Like Thy Cyber-Neighbour

A number of our Anglican churches and organisations now have Facebook Pages. However, many of these Pages don’t “Like” any other Pages yet. It is reasonable to assume that this is more about lack of familiarity with the possibilities than a lack of interest in others. However, failing to “Like” risks sending a message of dislike, indifference, or insularity. Such messages are a suboptimal representation of a loving God, to say the least! So what should be done?

Your Facebook Page can’t like groups or people at the time of writing. A Page can only like other Facebook Pages. Which Pages your Page should like will depend a little on your purpose. Just between you and me, my Page at is a bit of a snob, as Pages go. It only likes the FB Pages of Anglican organisations in Aotearoa and Polynesia. Generally speaking, this is a bad strategy. I’ll explain why.

Like thy Neighbour to Reach Out

A Facebook Page is outward facing, in that it is very available to the public. All people have to do is click “Like”, and your Page becomes a part of their Facebook newsfeed. Therefore your Page lends itself to communication with a wider public than those who fill your pews. People who admire the shape of your church roof against the local skyline may like your Page. People who attended a wedding there twenty years ago may like your Page. People who bought something cool at your church fair may like your Page. This gives you a chance to keep in touch, but only if you use your Facebook presence in such a way that they can find you.

If you’re using Facebook in person mode (in the normal manner) and you spot a Page belonging to someone in your local real-world community, that Page is your cyber-neighbour. Stop and read it. Consider clicking Add to My Page’s Favourites. You’ll find this low down on the left hand column of the Page. Page Favourites and “Likes” by Pages are the same thing.

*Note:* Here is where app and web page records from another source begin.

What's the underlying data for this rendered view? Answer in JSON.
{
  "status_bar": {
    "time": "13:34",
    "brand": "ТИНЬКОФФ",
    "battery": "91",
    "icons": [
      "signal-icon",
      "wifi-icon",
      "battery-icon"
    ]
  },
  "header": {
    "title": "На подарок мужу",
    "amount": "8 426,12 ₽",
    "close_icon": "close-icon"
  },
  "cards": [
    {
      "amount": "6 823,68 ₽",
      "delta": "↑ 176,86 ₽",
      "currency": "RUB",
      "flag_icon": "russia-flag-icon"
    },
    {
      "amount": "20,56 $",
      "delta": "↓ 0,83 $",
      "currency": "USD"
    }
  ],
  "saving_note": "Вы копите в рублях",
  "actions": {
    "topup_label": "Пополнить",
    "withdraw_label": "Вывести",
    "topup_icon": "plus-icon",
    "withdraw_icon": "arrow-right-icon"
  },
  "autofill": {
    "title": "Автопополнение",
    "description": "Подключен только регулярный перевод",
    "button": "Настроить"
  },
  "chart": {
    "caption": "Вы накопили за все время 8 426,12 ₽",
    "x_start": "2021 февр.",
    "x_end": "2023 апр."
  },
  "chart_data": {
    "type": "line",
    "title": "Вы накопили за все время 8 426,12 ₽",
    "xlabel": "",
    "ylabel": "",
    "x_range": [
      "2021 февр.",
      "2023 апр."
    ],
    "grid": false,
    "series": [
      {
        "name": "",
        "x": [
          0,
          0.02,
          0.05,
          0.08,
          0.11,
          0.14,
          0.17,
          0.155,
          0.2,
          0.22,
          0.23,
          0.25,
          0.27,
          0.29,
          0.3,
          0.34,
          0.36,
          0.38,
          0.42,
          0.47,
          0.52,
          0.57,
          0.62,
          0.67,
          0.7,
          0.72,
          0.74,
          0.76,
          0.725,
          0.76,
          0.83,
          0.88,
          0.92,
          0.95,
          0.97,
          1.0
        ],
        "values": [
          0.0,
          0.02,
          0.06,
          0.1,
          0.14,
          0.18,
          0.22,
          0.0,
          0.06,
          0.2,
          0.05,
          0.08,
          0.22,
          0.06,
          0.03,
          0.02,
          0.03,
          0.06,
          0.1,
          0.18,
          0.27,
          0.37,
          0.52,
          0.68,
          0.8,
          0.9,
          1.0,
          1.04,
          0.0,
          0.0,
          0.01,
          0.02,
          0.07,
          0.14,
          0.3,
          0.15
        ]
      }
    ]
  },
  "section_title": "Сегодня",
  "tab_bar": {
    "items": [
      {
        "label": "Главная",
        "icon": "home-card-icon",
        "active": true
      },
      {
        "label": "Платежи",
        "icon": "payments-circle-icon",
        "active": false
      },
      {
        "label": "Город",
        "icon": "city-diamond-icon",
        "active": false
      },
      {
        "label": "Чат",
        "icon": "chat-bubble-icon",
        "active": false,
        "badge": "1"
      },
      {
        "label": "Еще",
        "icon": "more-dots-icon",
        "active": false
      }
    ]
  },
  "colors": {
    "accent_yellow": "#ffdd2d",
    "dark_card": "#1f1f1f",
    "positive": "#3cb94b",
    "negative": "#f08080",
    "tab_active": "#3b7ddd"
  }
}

You also need to know how to use Facebook in Page mode. One way to do this is to go to your Page, and look near the top right for Use Facebook as [NameOfYourPage]. You can then visit Pages you have liked/favourited. All their updates will be showing in your Page’s Home newsfeed, and you can like their posts and comment, all in the name of your Page. You can spot other local pages, and like these pages. Your Page name links to your Page everywhere you use it, creating awareness and an opportunity for people to visit your page.

The more Pages you like, the more your Page’s Home newsfeed with help you to keep a finger on the pulse of the online lives of your local real-world community. You will have opportunities to enthuse and congratulate, to share ideas and information, perhaps even to offer comfort in difficult times. This is outreach, and you may have spotted that outreach usually needs a team. There’s a way to do that, too, but we’ll cover it in another post.

My Page at can’t do any of this outreach. It has specialised, to help your Page with something else.

A partly woven willow basket.

The stakes reaching up and out from the base of this basket are not enough on their own.

Image by Flickr member, Edinblur. Click link for CC License information.

Like thy Buddies for Strength and Collegial Learning

In the image above, tall stakes reach up and beyond the beginnings of the basket. They show the direction in which the basket can grow, but they are not enough to make this basket functional on their own. The stakes need to be bound together by the waling – the dense weaving that spirals around and between them giving strength, shape and solidity. Your Facebook Page needs strength connections as well as outreach connections in a similar way. Some of these strength connections can be with other Anglican Pages where people are doing similar learning about how to take being church in new directions online.

The “Likes” list on the lower left column of my Page is a resource where you can find other Pages like yours. There are Pages to learn from, Pages whose owners will learn from you, and system-generated pages that only show potential. However, they are all Anglican or in partnership with the Anglican world, and they all have some relevance to our parts of the planet.

A coil of unwoven cane.

The coil of cane on the left is just a resource, not a basket. Most ministry units must seek to be more than a resource.

Image by Flickr member, elithea. Click link to view CC License details.

You can’t make a basket with nothing but waling, and you can’t make a social media outreach with no links that reach out beyond the church. All I’ve made is a resource, ready for you to weave with.

The term Page has been capitalised to indicate that it refers to Facebook Pages specifically, rather than other internet pages which have different attributes.


About Mary St George

I teach in gifted education, both online and face-to-face.
This entry was posted in Facebook Basics, Uncategorized and tagged , , . Bookmark the permalink.

Leave a Reply

Fill in your details below or click an icon to log in: Logo

You are commenting using your account. Log Out /  Change )

Google+ photo

You are commenting using your Google+ account. Log Out /  Change )

Twitter picture

You are commenting using your Twitter account. Log Out /  Change )

Facebook photo

You are commenting using your Facebook account. Log Out /  Change )


Connecting to %s